Look through the entries below and show every line containing the word "priority".

Entries provided:

==============================

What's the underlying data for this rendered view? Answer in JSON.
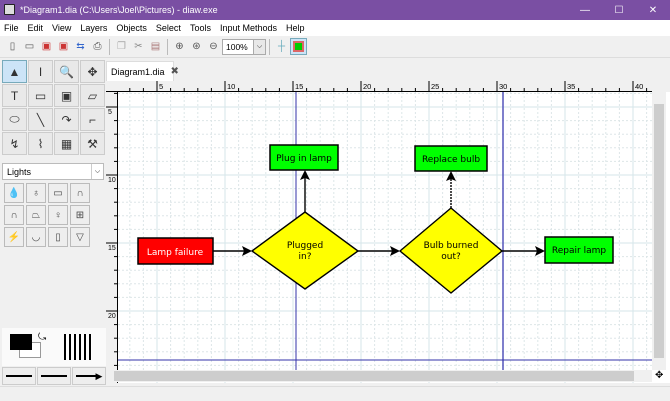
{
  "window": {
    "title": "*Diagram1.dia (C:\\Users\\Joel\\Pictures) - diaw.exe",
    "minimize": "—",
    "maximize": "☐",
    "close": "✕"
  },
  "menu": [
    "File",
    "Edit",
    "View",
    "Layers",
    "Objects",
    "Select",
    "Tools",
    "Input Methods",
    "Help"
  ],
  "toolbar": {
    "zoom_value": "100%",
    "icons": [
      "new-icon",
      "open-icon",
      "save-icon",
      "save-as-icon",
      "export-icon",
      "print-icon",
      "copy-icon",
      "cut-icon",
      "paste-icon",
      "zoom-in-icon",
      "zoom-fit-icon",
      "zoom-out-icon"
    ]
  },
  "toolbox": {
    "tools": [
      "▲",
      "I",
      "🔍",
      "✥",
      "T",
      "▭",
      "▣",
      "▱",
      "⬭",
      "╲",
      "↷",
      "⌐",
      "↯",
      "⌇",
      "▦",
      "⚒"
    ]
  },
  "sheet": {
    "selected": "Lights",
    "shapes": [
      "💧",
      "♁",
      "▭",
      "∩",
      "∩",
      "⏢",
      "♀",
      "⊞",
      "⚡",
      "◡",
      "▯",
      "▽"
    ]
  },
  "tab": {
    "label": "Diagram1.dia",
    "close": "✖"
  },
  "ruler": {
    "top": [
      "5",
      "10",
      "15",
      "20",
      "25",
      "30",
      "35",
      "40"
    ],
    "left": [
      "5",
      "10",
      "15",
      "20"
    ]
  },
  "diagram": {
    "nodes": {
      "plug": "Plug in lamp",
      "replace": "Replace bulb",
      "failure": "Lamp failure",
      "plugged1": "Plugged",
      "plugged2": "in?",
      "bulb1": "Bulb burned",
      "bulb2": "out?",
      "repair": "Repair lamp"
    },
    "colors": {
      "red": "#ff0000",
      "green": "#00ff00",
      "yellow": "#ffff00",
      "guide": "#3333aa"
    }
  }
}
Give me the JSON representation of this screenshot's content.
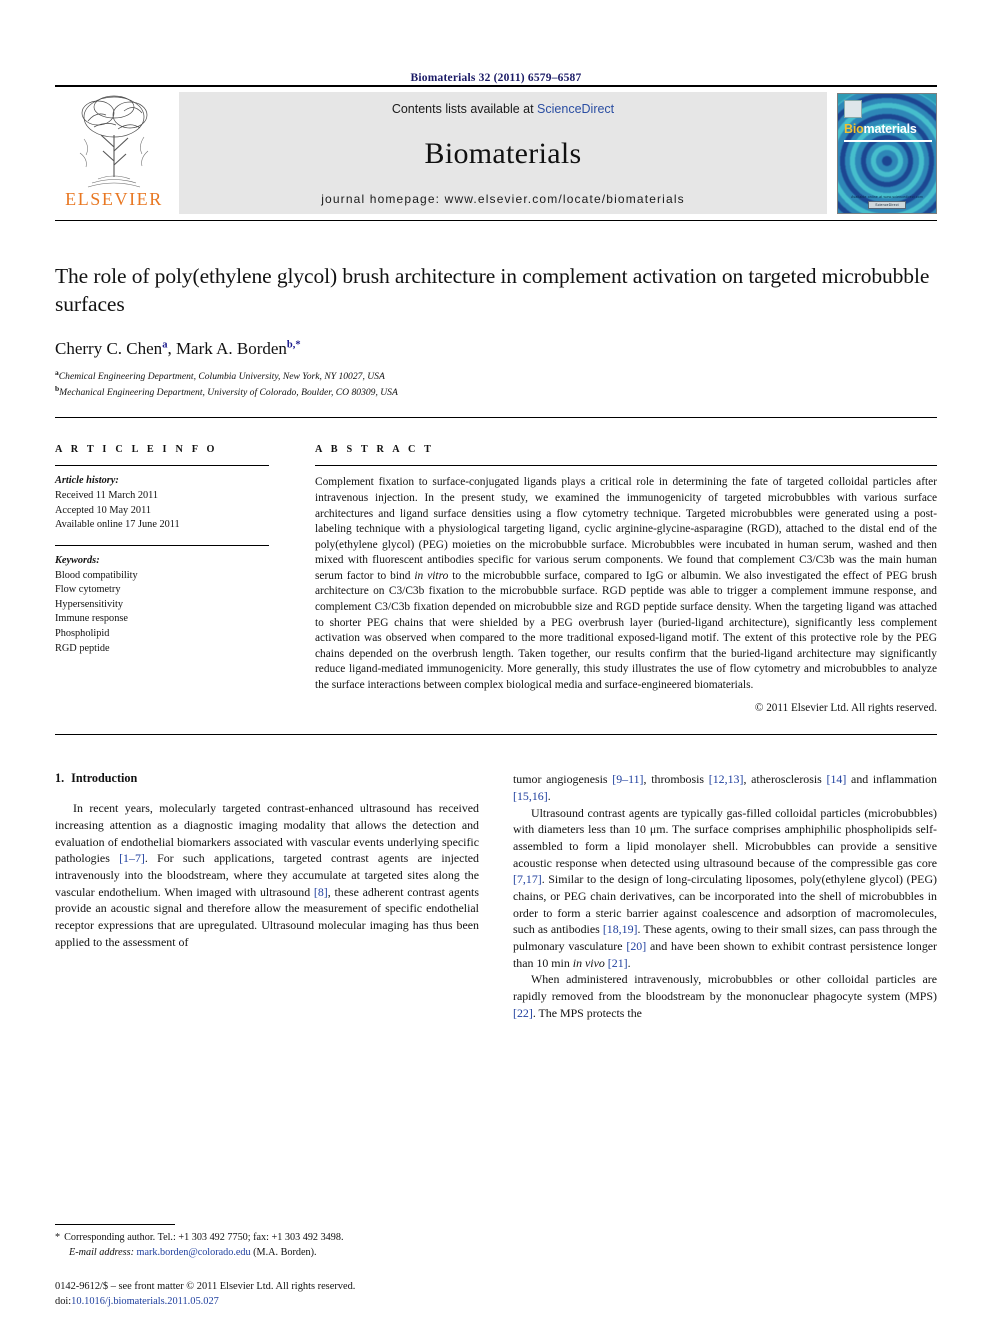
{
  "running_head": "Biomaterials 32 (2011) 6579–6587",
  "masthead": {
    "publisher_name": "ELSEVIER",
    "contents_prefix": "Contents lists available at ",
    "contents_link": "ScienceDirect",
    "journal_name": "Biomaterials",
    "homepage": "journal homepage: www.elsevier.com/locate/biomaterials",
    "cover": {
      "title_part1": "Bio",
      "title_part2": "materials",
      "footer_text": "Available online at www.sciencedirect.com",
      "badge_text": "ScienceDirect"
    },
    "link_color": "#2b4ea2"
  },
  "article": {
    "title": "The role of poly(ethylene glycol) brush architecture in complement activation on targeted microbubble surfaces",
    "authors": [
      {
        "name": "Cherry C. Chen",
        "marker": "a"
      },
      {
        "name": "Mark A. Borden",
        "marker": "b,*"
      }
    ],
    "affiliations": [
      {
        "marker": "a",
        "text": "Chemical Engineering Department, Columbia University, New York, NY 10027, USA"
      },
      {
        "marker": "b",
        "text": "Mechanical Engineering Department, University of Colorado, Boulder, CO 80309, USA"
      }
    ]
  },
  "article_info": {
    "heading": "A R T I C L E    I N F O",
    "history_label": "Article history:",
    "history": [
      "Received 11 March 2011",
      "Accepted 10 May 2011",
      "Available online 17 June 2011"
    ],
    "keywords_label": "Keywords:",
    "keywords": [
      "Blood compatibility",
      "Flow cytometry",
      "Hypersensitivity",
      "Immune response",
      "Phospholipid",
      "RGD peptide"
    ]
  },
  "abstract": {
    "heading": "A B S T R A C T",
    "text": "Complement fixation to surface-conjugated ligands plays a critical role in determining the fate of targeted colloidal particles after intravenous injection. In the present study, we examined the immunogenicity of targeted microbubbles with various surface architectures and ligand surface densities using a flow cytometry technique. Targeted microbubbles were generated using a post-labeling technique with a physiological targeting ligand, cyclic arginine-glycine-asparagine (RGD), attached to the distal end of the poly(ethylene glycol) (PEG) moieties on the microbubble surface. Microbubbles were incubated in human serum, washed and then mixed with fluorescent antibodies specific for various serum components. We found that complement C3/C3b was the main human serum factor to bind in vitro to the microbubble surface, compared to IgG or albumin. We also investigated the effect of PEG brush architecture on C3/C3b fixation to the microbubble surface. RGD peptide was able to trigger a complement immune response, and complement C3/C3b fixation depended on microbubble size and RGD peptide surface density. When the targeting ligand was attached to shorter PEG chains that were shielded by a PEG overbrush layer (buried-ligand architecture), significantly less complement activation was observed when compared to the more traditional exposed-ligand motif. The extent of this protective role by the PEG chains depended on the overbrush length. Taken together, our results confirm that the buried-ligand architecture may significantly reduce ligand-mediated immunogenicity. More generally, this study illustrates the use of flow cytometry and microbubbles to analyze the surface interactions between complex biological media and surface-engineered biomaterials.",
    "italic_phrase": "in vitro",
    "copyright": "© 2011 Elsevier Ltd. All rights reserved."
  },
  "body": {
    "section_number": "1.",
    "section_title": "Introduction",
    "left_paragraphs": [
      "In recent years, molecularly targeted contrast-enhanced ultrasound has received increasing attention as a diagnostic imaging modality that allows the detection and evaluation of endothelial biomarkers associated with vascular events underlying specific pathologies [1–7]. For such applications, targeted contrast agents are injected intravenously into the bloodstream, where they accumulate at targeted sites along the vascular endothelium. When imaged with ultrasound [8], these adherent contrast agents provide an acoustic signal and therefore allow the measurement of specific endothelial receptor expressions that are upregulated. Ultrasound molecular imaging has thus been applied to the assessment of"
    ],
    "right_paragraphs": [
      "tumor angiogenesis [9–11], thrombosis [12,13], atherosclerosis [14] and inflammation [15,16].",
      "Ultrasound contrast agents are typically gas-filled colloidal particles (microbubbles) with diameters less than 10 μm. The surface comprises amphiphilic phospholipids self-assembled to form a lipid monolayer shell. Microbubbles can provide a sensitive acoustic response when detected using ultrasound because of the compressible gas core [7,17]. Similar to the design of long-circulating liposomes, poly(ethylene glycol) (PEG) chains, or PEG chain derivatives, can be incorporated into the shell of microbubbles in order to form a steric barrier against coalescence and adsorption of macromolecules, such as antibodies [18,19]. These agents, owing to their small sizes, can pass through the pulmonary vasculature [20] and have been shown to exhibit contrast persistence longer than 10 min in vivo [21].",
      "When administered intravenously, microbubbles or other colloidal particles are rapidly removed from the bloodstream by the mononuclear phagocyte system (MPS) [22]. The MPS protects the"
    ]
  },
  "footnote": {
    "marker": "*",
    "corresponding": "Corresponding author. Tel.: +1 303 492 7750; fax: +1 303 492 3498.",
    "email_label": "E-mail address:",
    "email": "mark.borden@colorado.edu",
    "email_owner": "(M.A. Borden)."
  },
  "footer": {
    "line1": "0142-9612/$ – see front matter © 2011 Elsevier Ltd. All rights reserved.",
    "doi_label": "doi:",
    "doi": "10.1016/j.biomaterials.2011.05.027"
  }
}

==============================

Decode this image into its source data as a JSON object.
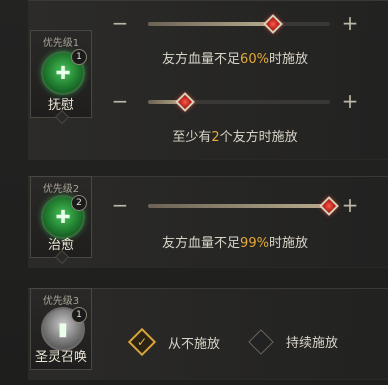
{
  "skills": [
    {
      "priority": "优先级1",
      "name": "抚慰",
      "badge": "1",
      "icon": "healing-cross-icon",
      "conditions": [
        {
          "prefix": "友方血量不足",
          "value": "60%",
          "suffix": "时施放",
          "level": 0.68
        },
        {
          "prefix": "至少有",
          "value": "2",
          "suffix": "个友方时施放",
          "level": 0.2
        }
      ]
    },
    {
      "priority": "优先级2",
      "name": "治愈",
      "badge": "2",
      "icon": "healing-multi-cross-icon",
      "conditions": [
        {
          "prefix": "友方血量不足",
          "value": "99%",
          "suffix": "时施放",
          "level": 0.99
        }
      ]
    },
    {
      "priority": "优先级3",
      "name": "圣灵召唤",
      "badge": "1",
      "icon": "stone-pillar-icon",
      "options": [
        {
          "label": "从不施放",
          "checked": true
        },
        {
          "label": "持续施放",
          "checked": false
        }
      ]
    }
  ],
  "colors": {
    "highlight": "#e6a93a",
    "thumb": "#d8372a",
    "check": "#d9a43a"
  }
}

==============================

Written answer:
      "priority": "优先级1",
      "priority": "优先级2",
      "priority": "优先级3",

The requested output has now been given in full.